"Make no mistake about it - this is a long legal process. It can be a ploy for Abhisit to buy time."

The call to disband the party was initially expected to curb demonstrations by the thousands of red shirts gathered in Bangkok after protests on Saturday erupted into clashes that left at least 21 people dead.

More marches

But the protesters said they would stage further marches, with hundreds of motorcyclists to be sent around the city handing out leaflets and pictures from Saturday's clashes.

in depth

  Q&A: Thaksin and the red shirts
  Thailand: Warring colours
  Profile: Thaksin Shinawatra
  Blog: Thailand's darkest day
  Al Jazeera speaks to both sides of the conflict
  Thai protesters fight for a voice
  Violence flares in the Thai capital

Red shirts stage blood protest


Bloodshed clouds Thai new year
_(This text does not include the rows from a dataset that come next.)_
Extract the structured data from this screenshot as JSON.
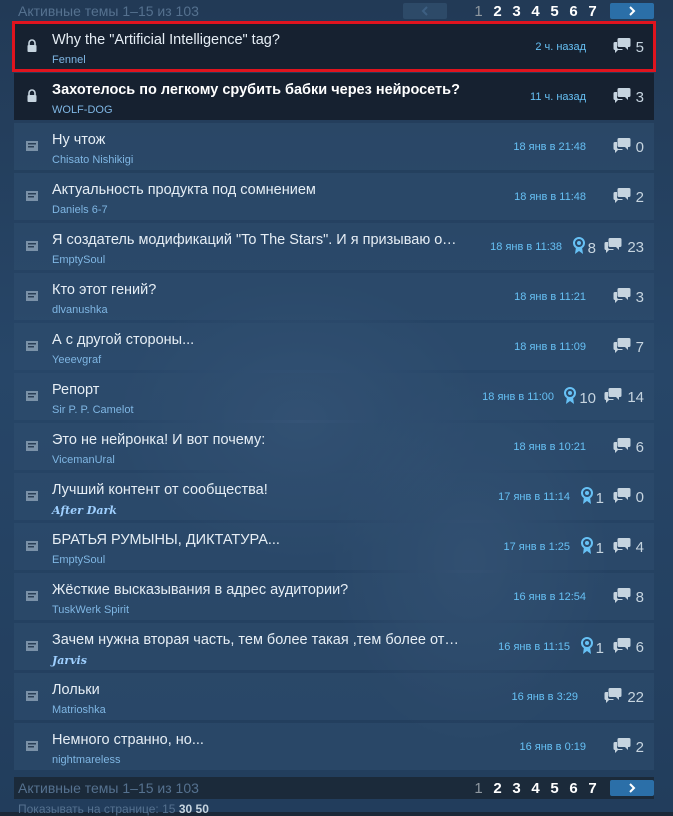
{
  "pagination": {
    "summary": "Активные темы 1–15 из 103",
    "prev_icon": "chevron-left-icon",
    "next_icon": "chevron-right-icon",
    "pages": [
      "1",
      "2",
      "3",
      "4",
      "5",
      "6",
      "7"
    ],
    "current_page": "1"
  },
  "topics": [
    {
      "title": "Why the \"Artificial Intelligence\" tag?",
      "author": "Fennel",
      "time": "2 ч. назад",
      "replies": "5",
      "sticky": true,
      "locked": true,
      "highlighted": true
    },
    {
      "title": "Захотелось по легкому срубить бабки через нейросеть?",
      "author": "WOLF-DOG",
      "time": "11 ч. назад",
      "replies": "3",
      "sticky": true,
      "locked": true,
      "bold": true
    },
    {
      "title": "Ну чтож",
      "author": "Chisato Nishikigi",
      "time": "18 янв в 21:48",
      "replies": "0"
    },
    {
      "title": "Актуальность продукта под сомнением",
      "author": "Daniels 6-7",
      "time": "18 янв в 11:48",
      "replies": "2"
    },
    {
      "title": "Я создатель модификаций \"To The Stars\". И я призываю отк...",
      "author": "EmptySoul",
      "time": "18 янв в 11:38",
      "awards": "8",
      "replies": "23"
    },
    {
      "title": "Кто этот гений?",
      "author": "dlvanushka",
      "time": "18 янв в 11:21",
      "replies": "3"
    },
    {
      "title": "А с другой стороны...",
      "author": "Yeeevgraf",
      "time": "18 янв в 11:09",
      "replies": "7"
    },
    {
      "title": "Репорт",
      "author": "Sir P. P. Camelot",
      "time": "18 янв в 11:00",
      "awards": "10",
      "replies": "14"
    },
    {
      "title": "Это не нейронка! И вот почему:",
      "author": "VicemanUral",
      "time": "18 янв в 10:21",
      "replies": "6"
    },
    {
      "title": "Лучший контент от сообщества!",
      "author": "After Dark",
      "author_fancy": true,
      "time": "17 янв в 11:14",
      "awards": "1",
      "replies": "0"
    },
    {
      "title": "БРАТЬЯ РУМЫНЫ, ДИКТАТУРА...",
      "author": "EmptySoul",
      "time": "17 янв в 1:25",
      "awards": "1",
      "replies": "4"
    },
    {
      "title": "Жёсткие высказывания в адрес аудитории?",
      "author": "TuskWerk Spirit",
      "time": "16 янв в 12:54",
      "replies": "8"
    },
    {
      "title": "Зачем нужна вторая часть, тем более такая ,тем более от лю...",
      "author": "Jarvis",
      "author_fancy": true,
      "time": "16 янв в 11:15",
      "awards": "1",
      "replies": "6"
    },
    {
      "title": "Лольки",
      "author": "Matrioshka",
      "time": "16 янв в 3:29",
      "replies": "22"
    },
    {
      "title": "Немного странно, но...",
      "author": "nightmareless",
      "time": "16 янв в 0:19",
      "replies": "2"
    }
  ],
  "footer": {
    "per_page_label": "Показывать на странице:",
    "options": [
      "15",
      "30",
      "50"
    ]
  },
  "colors": {
    "background": "#1b2838",
    "link": "#66c0f4",
    "highlight": "#e0141e"
  }
}
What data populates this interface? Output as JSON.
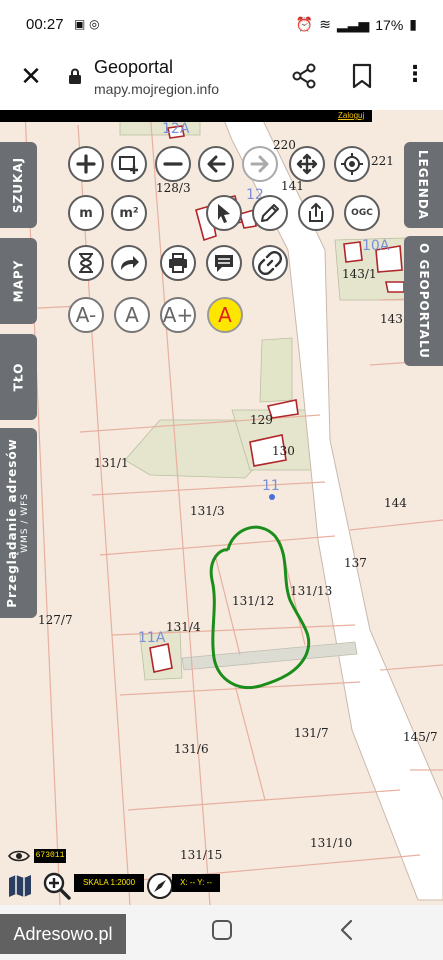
{
  "status_bar": {
    "time": "00:27",
    "battery": "17%"
  },
  "browser": {
    "title": "Geoportal",
    "url": "mapy.mojregion.info"
  },
  "map": {
    "logout_link": "Zaloguj",
    "parcels": [
      "128/3",
      "220",
      "141",
      "221",
      "143/1",
      "143",
      "129",
      "130",
      "131/1",
      "131/3",
      "144",
      "137",
      "131/12",
      "131/13",
      "127/7",
      "131/4",
      "131/7",
      "145/7",
      "131/6",
      "131/10",
      "131/15"
    ],
    "addresses": [
      "12A",
      "12",
      "10A",
      "11",
      "11A"
    ],
    "left_tabs": {
      "search": "SZUKAJ",
      "maps": "MAPY",
      "background": "TŁO",
      "browse_addresses": "Przeglądanie adresów",
      "browse_sub": "WMS / WFS"
    },
    "right_tabs": {
      "legend": "LEGENDA",
      "about": "O GEOPORTALU"
    },
    "toolbar": {
      "measure_length": "m",
      "measure_area": "m²",
      "ogc": "OGC",
      "font_smaller": "A-",
      "font_normal": "A",
      "font_larger": "A+",
      "font_active": "A"
    },
    "bottom": {
      "coord_value": "673011",
      "scale": "SKALA 1:2000",
      "xy": "X: --  Y: --"
    }
  },
  "watermark": "Adresowo.pl"
}
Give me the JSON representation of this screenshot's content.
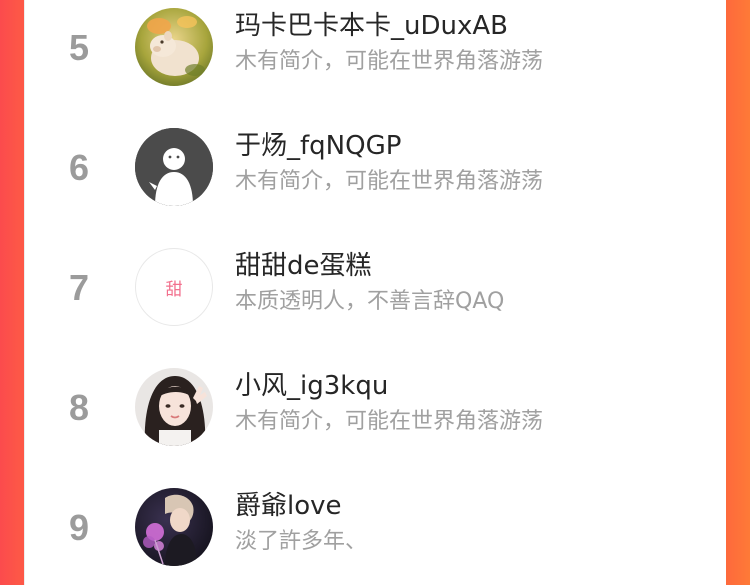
{
  "colors": {
    "rank": "#9b9b9b",
    "name": "#262626",
    "bio": "#a0a0a0",
    "frame_left": "#fb4b4d",
    "frame_right": "#fe7a37",
    "text_avatar": "#f2708d"
  },
  "leaderboard": {
    "rows": [
      {
        "rank": "5",
        "name": "玛卡巴卡本卡_uDuxAB",
        "bio": "木有简介，可能在世界角落游荡",
        "avatar_icon": "pig-photo-avatar"
      },
      {
        "rank": "6",
        "name": "于炀_fqNQGP",
        "bio": "木有简介，可能在世界角落游荡",
        "avatar_icon": "default-ghost-avatar"
      },
      {
        "rank": "7",
        "name": "甜甜de蛋糕",
        "bio": "本质透明人，不善言辞QAQ",
        "avatar_icon": "text-avatar",
        "avatar_text": "甜"
      },
      {
        "rank": "8",
        "name": "小风_ig3kqu",
        "bio": "木有简介，可能在世界角落游荡",
        "avatar_icon": "girl-photo-avatar"
      },
      {
        "rank": "9",
        "name": "爵爺love",
        "bio": "淡了許多年、",
        "avatar_icon": "anime-photo-avatar"
      }
    ]
  }
}
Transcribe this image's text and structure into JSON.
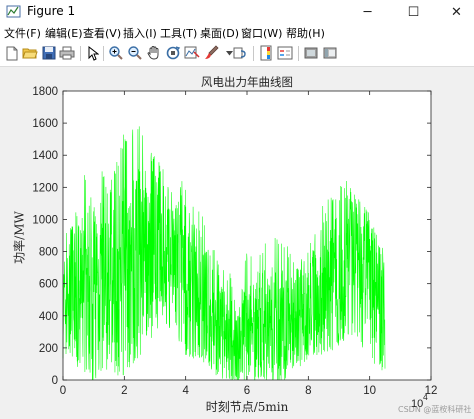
{
  "window": {
    "title": "Figure 1",
    "minimize": "─",
    "maximize": "☐",
    "close": "✕"
  },
  "menu": [
    "文件(F)",
    "编辑(E)",
    "查看(V)",
    "插入(I)",
    "工具(T)",
    "桌面(D)",
    "窗口(W)",
    "帮助(H)"
  ],
  "toolbar": [
    "new-file-icon",
    "open-folder-icon",
    "save-icon",
    "print-icon",
    "select-arrow-icon",
    "zoom-in-icon",
    "zoom-out-icon",
    "pan-hand-icon",
    "rotate-3d-icon",
    "data-cursor-icon",
    "brush-icon",
    "link-plot-icon",
    "colorbar-icon",
    "legend-icon",
    "hide-plot-tools-icon",
    "show-plot-tools-icon"
  ],
  "colors": {
    "line": "#00ff00",
    "axes_bg": "#ffffff",
    "figure_bg": "#f0f0f0"
  },
  "chart_data": {
    "type": "line",
    "title": "风电出力年曲线图",
    "xlabel": "时刻节点/5min",
    "ylabel": "功率/MW",
    "x_exponent_label": "10",
    "x_exponent": "4",
    "xlim": [
      0,
      12
    ],
    "ylim": [
      0,
      1800
    ],
    "xticks": [
      0,
      2,
      4,
      6,
      8,
      10,
      12
    ],
    "yticks": [
      0,
      200,
      400,
      600,
      800,
      1000,
      1200,
      1400,
      1600,
      1800
    ],
    "series": [
      {
        "x_end": 10.5,
        "envelope": [
          {
            "x": 0.0,
            "low": 200,
            "mid": 450,
            "high": 900
          },
          {
            "x": 0.5,
            "low": 100,
            "mid": 520,
            "high": 1100
          },
          {
            "x": 1.0,
            "low": 150,
            "mid": 600,
            "high": 1550
          },
          {
            "x": 1.5,
            "low": 120,
            "mid": 550,
            "high": 1200
          },
          {
            "x": 2.0,
            "low": 150,
            "mid": 620,
            "high": 1550
          },
          {
            "x": 2.5,
            "low": 250,
            "mid": 720,
            "high": 1600
          },
          {
            "x": 3.0,
            "low": 300,
            "mid": 800,
            "high": 1400
          },
          {
            "x": 3.5,
            "low": 300,
            "mid": 780,
            "high": 1250
          },
          {
            "x": 4.0,
            "low": 150,
            "mid": 650,
            "high": 1250
          },
          {
            "x": 4.5,
            "low": 100,
            "mid": 500,
            "high": 1050
          },
          {
            "x": 5.0,
            "low": 50,
            "mid": 350,
            "high": 800
          },
          {
            "x": 5.5,
            "low": 0,
            "mid": 200,
            "high": 650
          },
          {
            "x": 6.0,
            "low": 30,
            "mid": 300,
            "high": 800
          },
          {
            "x": 6.5,
            "low": 80,
            "mid": 350,
            "high": 850
          },
          {
            "x": 7.0,
            "low": 50,
            "mid": 330,
            "high": 900
          },
          {
            "x": 7.5,
            "low": 80,
            "mid": 350,
            "high": 800
          },
          {
            "x": 8.0,
            "low": 120,
            "mid": 450,
            "high": 850
          },
          {
            "x": 8.5,
            "low": 150,
            "mid": 600,
            "high": 1100
          },
          {
            "x": 9.0,
            "low": 200,
            "mid": 700,
            "high": 1300
          },
          {
            "x": 9.5,
            "low": 250,
            "mid": 750,
            "high": 1200
          },
          {
            "x": 10.0,
            "low": 100,
            "mid": 600,
            "high": 1050
          },
          {
            "x": 10.5,
            "low": 50,
            "mid": 400,
            "high": 800
          }
        ]
      }
    ]
  },
  "watermark": "CSDN @蓝桉科研社"
}
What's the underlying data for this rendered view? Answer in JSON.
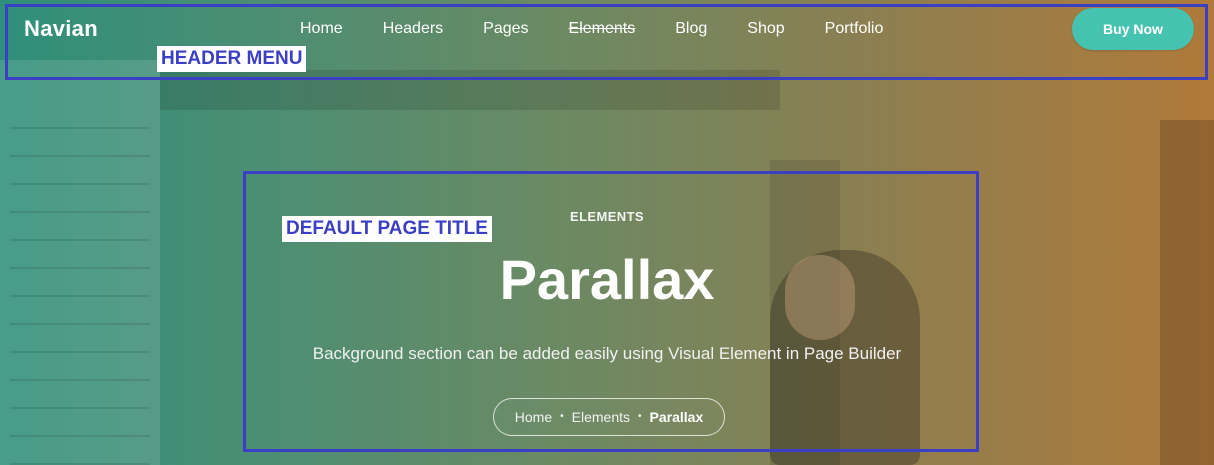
{
  "header": {
    "logo_text": "Navian",
    "nav": [
      {
        "label": "Home"
      },
      {
        "label": "Headers"
      },
      {
        "label": "Pages"
      },
      {
        "label": "Elements",
        "strikethrough": true
      },
      {
        "label": "Blog"
      },
      {
        "label": "Shop"
      },
      {
        "label": "Portfolio"
      }
    ],
    "cta_label": "Buy Now",
    "annotation_label": "HEADER MENU"
  },
  "title_section": {
    "annotation_label": "DEFAULT PAGE TITLE",
    "eyebrow": "ELEMENTS",
    "title": "Parallax",
    "subtitle": "Background section can be added easily using Visual Element in Page Builder",
    "breadcrumb": [
      "Home",
      "Elements",
      "Parallax"
    ],
    "breadcrumb_separator": "•"
  },
  "colors": {
    "accent": "#46c3b0",
    "annotation": "#3b3fc4",
    "text": "#ffffff"
  }
}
"We are also contemplating a march to the 11th Battalion to ask Abhisit and the army he is hiding behind for an answer," Nattawut Saikua, another red shirt leader, said, referring to the army barracks where Abhisit has largely been based since the protests began.

It could could take months for prosecutors and the constitutional court to act on the election commission's recommendation.

"The case will be forwarded to the state attorney, and then the state attorney decides whether to forward it to the constutional court," Panitan Wattanayagorn, a Thai government spokesman, told Al Jazeera.

"The Democrat Party should defend itself in the constitutional court as it has successfully a few months ago."

The case centres on an allegedly illegal multimillion-dollar donation to the party during the national election campaign in 2005, when Abhisit was its deputy leader.

If a court finds that the party acted illegally, the Democrats, the country's oldest party, could be disbanded and senior party members banned for politics for several years.

Abhisit under pressure

Abhisit is also under pressure from the military after General Anupong Paochinda, the army chief, said that it might be necessary to dissolve parliament to resolve the country's political crisis.

Businesses in the Thai capital are suffering because of the ongoing standoff

"If the issue cannot be resolved through political means, then parliament dissolution seems to be a reasonable step," he said a joint news conference with the deputy prime minister on Monday.

"I just want peace to prevail."

It was the first public comment on the deadlock by the head of the powerful army after security forces failed on Saturday to remove the red shirts from their base in central Bangkok.

"Pressure is mounting on Abhisit," Al Jazeera's Tony Birtley, reporting from Bangkok, said.
"He's trying to allay fears that the army would step into the political void. In the last 18 years, the military stepped in with 18 military coups - when there has been a political stalemate the army tends to step in."